**THE PROBLEM:** Each record below should appear again exactly as written.

[Saved entries]
====================
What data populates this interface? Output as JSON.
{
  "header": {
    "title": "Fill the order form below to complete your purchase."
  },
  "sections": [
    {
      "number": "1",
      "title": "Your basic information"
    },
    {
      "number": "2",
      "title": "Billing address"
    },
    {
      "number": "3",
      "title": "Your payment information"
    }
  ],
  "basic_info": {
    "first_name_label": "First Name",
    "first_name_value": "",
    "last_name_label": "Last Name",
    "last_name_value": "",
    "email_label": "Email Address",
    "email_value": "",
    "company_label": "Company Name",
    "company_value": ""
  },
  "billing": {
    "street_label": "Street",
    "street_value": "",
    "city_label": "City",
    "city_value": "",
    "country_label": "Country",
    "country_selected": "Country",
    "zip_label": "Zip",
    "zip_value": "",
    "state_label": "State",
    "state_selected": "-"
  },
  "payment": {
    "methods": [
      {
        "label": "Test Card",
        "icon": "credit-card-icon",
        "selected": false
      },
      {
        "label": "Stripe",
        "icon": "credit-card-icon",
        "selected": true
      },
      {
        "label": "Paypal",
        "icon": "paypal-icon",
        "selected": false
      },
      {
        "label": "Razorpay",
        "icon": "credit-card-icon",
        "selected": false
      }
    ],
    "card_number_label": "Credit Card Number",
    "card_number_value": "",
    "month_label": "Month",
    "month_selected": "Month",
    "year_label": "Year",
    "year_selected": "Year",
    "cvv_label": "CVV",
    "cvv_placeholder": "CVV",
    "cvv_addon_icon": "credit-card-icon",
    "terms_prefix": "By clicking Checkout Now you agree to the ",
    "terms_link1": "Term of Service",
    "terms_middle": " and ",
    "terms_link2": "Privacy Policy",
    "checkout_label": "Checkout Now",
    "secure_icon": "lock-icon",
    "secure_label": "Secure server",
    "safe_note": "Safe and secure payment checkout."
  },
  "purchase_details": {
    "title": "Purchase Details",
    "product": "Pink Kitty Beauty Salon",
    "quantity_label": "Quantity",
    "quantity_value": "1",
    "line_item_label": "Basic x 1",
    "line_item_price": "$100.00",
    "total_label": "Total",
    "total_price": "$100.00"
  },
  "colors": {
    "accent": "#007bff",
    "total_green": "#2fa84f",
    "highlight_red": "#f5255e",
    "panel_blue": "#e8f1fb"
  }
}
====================
**ANSWER TO THIS PROBLEM:**
What data populates this interface? Output as JSON.
{
  "header": {
    "title": "Fill the order form below to complete your purchase."
  },
  "sections": [
    {
      "number": "1",
      "title": "Your basic information"
    },
    {
      "number": "2",
      "title": "Billing address"
    },
    {
      "number": "3",
      "title": "Your payment information"
    }
  ],
  "basic_info": {
    "first_name_label": "First Name",
    "first_name_value": "",
    "last_name_label": "Last Name",
    "last_name_value": "",
    "email_label": "Email Address",
    "email_value": "",
    "company_label": "Company Name",
    "company_value": ""
  },
  "billing": {
    "street_label": "Street",
    "street_value": "",
    "city_label": "City",
    "city_value": "",
    "country_label": "Country",
    "country_selected": "Country",
    "zip_label": "Zip",
    "zip_value": "",
    "state_label": "State",
    "state_selected": "-"
  },
  "payment": {
    "methods": [
      {
        "label": "Test Card",
        "icon": "credit-card-icon",
        "selected": false
      },
      {
        "label": "Stripe",
        "icon": "credit-card-icon",
        "selected": true
      },
      {
        "label": "Paypal",
        "icon": "paypal-icon",
        "selected": false
      },
      {
        "label": "Razorpay",
        "icon": "credit-card-icon",
        "selected": false
      }
    ],
    "card_number_label": "Credit Card Number",
    "card_number_value": "",
    "month_label": "Month",
    "month_selected": "Month",
    "year_label": "Year",
    "year_selected": "Year",
    "cvv_label": "CVV",
    "cvv_placeholder": "CVV",
    "cvv_addon_icon": "credit-card-icon",
    "terms_prefix": "By clicking Checkout Now you agree to the ",
    "terms_link1": "Term of Service",
    "terms_middle": " and ",
    "terms_link2": "Privacy Policy",
    "checkout_label": "Checkout Now",
    "secure_icon": "lock-icon",
    "secure_label": "Secure server",
    "safe_note": "Safe and secure payment checkout."
  },
  "purchase_details": {
    "title": "Purchase Details",
    "product": "Pink Kitty Beauty Salon",
    "quantity_label": "Quantity",
    "quantity_value": "1",
    "line_item_label": "Basic x 1",
    "line_item_price": "$100.00",
    "total_label": "Total",
    "total_price": "$100.00"
  },
  "colors": {
    "accent": "#007bff",
    "total_green": "#2fa84f",
    "highlight_red": "#f5255e",
    "panel_blue": "#e8f1fb"
  }
}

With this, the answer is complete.